> Work request
Will you write out the data exactly, excluding every picture?

> Input data
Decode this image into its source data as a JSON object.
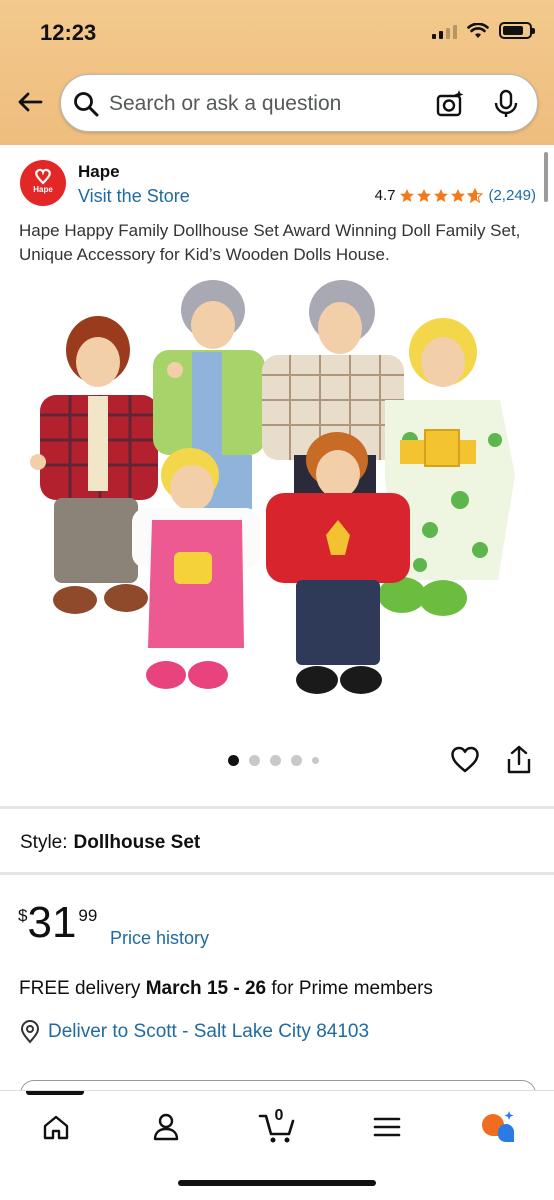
{
  "status": {
    "time": "12:23"
  },
  "search": {
    "placeholder": "Search or ask a question"
  },
  "store": {
    "brand": "Hape",
    "logo_text": "Hape",
    "visit_label": "Visit the Store",
    "rating": "4.7",
    "rating_value": 4.7,
    "review_count": "(2,249)"
  },
  "product": {
    "title": "Hape Happy Family Dollhouse Set Award Winning Doll Family Set, Unique Accessory for Kid’s Wooden Dolls House.",
    "image_count": 5,
    "active_image": 1
  },
  "style": {
    "label": "Style:",
    "value": "Dollhouse Set"
  },
  "price": {
    "currency": "$",
    "whole": "31",
    "fraction": "99",
    "history_link": "Price history"
  },
  "delivery": {
    "prefix": "FREE delivery ",
    "dates": "March 15 - 26",
    "suffix": " for Prime members",
    "deliver_to": "Deliver to Scott - Salt Lake City 84103"
  },
  "nav": {
    "cart_count": "0"
  },
  "colors": {
    "link": "#1f6aa3",
    "star": "#f27a1a",
    "header": "#f0c283",
    "brand_red": "#e32626"
  }
}
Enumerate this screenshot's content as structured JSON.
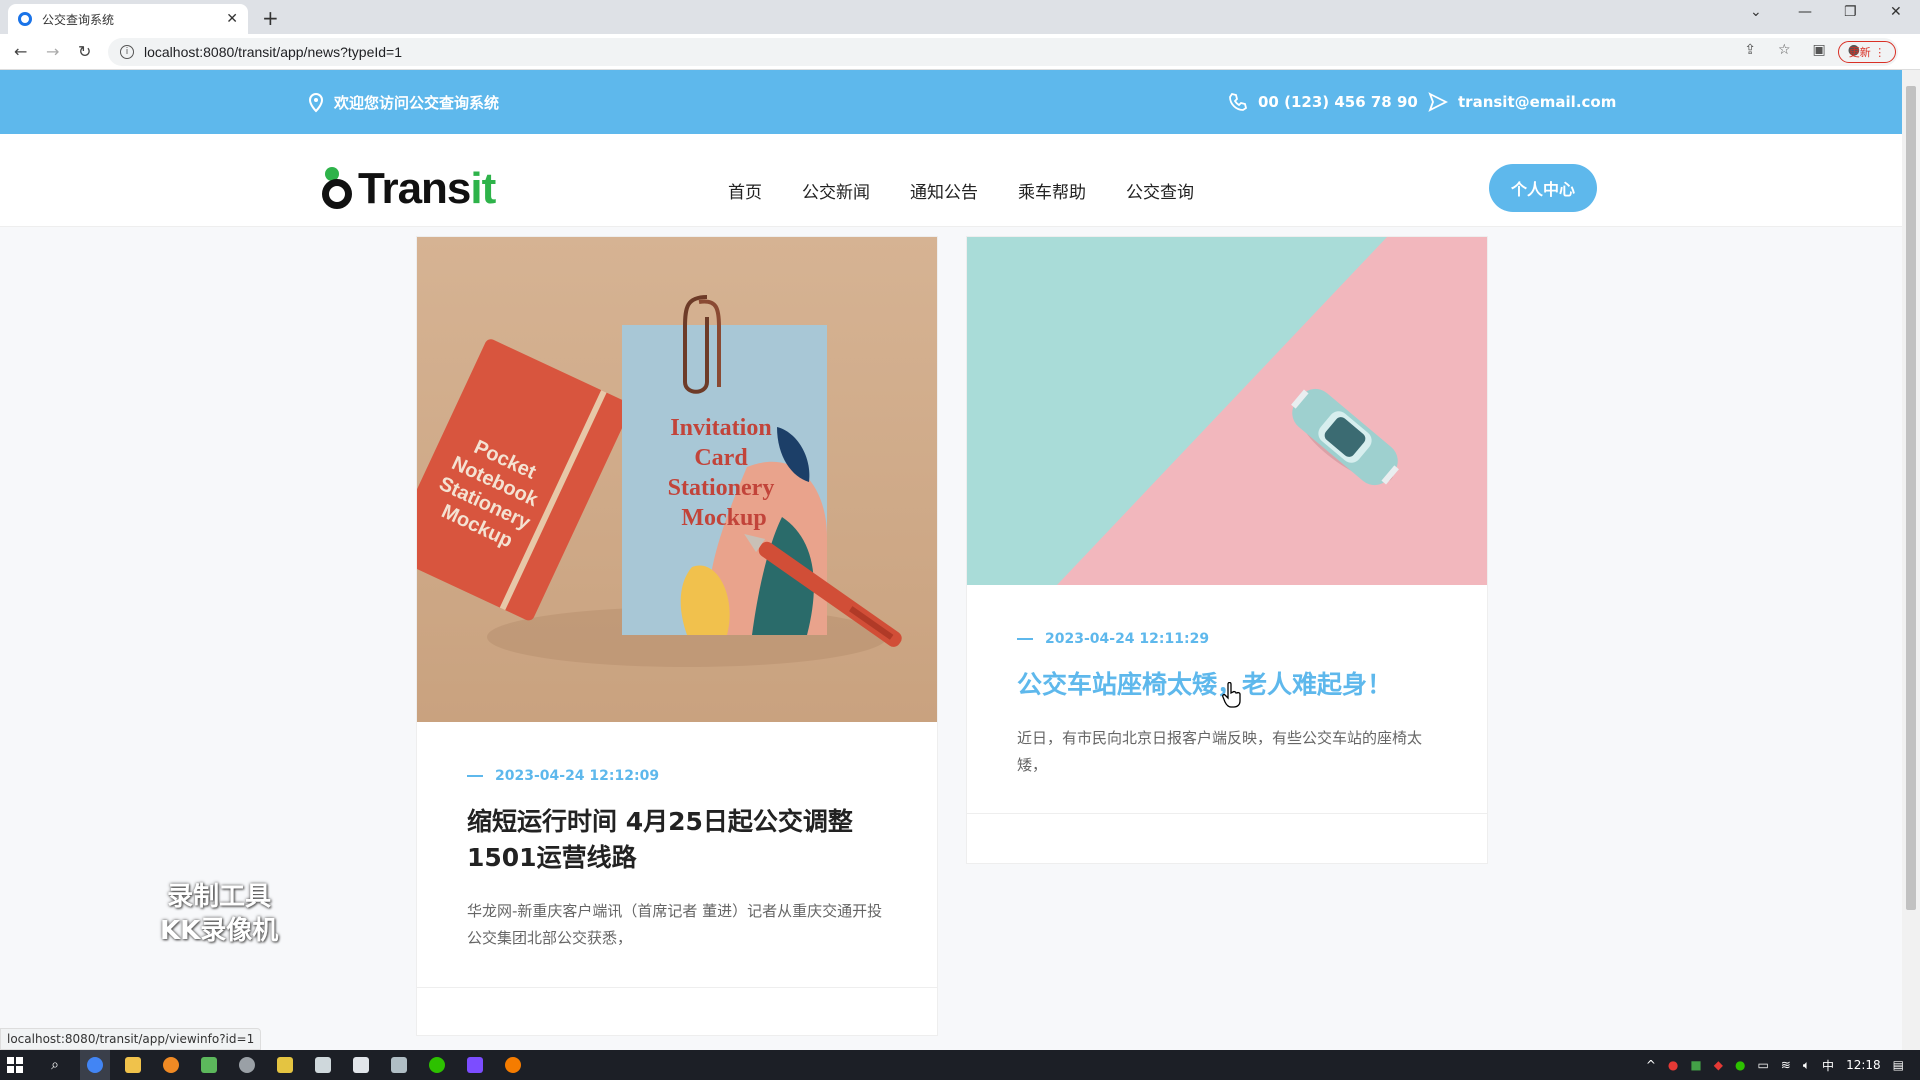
{
  "browser": {
    "tab_title": "公交查询系统",
    "url": "localhost:8080/transit/app/news?typeId=1",
    "update_label": "更新",
    "status_url": "localhost:8080/transit/app/viewinfo?id=1"
  },
  "topbar": {
    "welcome": "欢迎您访问公交查询系统",
    "phone": "00 (123) 456 78 90",
    "email": "transit@email.com"
  },
  "header": {
    "logo_dark": "Trans",
    "logo_green": "it",
    "nav": [
      "首页",
      "公交新闻",
      "通知公告",
      "乘车帮助",
      "公交查询"
    ],
    "user_center": "个人中心"
  },
  "cards": [
    {
      "image_text": "Invitation Card Stationery Mockup",
      "notebook_text": "Pocket Notebook Stationery Mockup",
      "date": "2023-04-24 12:12:09",
      "title": "缩短运行时间 4月25日起公交调整1501运营线路",
      "summary": "华龙网-新重庆客户端讯（首席记者 董进）记者从重庆交通开投公交集团北部公交获悉，"
    },
    {
      "date": "2023-04-24 12:11:29",
      "title": "公交车站座椅太矮，老人难起身！",
      "summary": "近日，有市民向北京日报客户端反映，有些公交车站的座椅太矮，"
    }
  ],
  "watermark": {
    "line1": "录制工具",
    "line2": "KK录像机"
  },
  "taskbar": {
    "time": "12:18",
    "ime": "中"
  },
  "colors": {
    "accent": "#5eb8ec",
    "logo_green": "#2eb34a"
  }
}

> Finished task
Decode this image into its source data as a JSON object.
{
  "status": {
    "time": "12:23"
  },
  "search": {
    "placeholder": "Search or ask a question"
  },
  "store": {
    "brand": "Hape",
    "logo_text": "Hape",
    "visit_label": "Visit the Store",
    "rating": "4.7",
    "rating_value": 4.7,
    "review_count": "(2,249)"
  },
  "product": {
    "title": "Hape Happy Family Dollhouse Set Award Winning Doll Family Set, Unique Accessory for Kid’s Wooden Dolls House.",
    "image_count": 5,
    "active_image": 1
  },
  "style": {
    "label": "Style:",
    "value": "Dollhouse Set"
  },
  "price": {
    "currency": "$",
    "whole": "31",
    "fraction": "99",
    "history_link": "Price history"
  },
  "delivery": {
    "prefix": "FREE delivery ",
    "dates": "March 15 - 26",
    "suffix": " for Prime members",
    "deliver_to": "Deliver to Scott - Salt Lake City 84103"
  },
  "nav": {
    "cart_count": "0"
  },
  "colors": {
    "link": "#1f6aa3",
    "star": "#f27a1a",
    "header": "#f0c283",
    "brand_red": "#e32626"
  }
}
Enumerate this screenshot's content as structured JSON.
{
  "browser": {
    "tab_title": "公交查询系统",
    "url": "localhost:8080/transit/app/news?typeId=1",
    "update_label": "更新",
    "status_url": "localhost:8080/transit/app/viewinfo?id=1"
  },
  "topbar": {
    "welcome": "欢迎您访问公交查询系统",
    "phone": "00 (123) 456 78 90",
    "email": "transit@email.com"
  },
  "header": {
    "logo_dark": "Trans",
    "logo_green": "it",
    "nav": [
      "首页",
      "公交新闻",
      "通知公告",
      "乘车帮助",
      "公交查询"
    ],
    "user_center": "个人中心"
  },
  "cards": [
    {
      "image_text": "Invitation Card Stationery Mockup",
      "notebook_text": "Pocket Notebook Stationery Mockup",
      "date": "2023-04-24 12:12:09",
      "title": "缩短运行时间 4月25日起公交调整1501运营线路",
      "summary": "华龙网-新重庆客户端讯（首席记者 董进）记者从重庆交通开投公交集团北部公交获悉，"
    },
    {
      "date": "2023-04-24 12:11:29",
      "title": "公交车站座椅太矮，老人难起身！",
      "summary": "近日，有市民向北京日报客户端反映，有些公交车站的座椅太矮，"
    }
  ],
  "watermark": {
    "line1": "录制工具",
    "line2": "KK录像机"
  },
  "taskbar": {
    "time": "12:18",
    "ime": "中"
  },
  "colors": {
    "accent": "#5eb8ec",
    "logo_green": "#2eb34a"
  }
}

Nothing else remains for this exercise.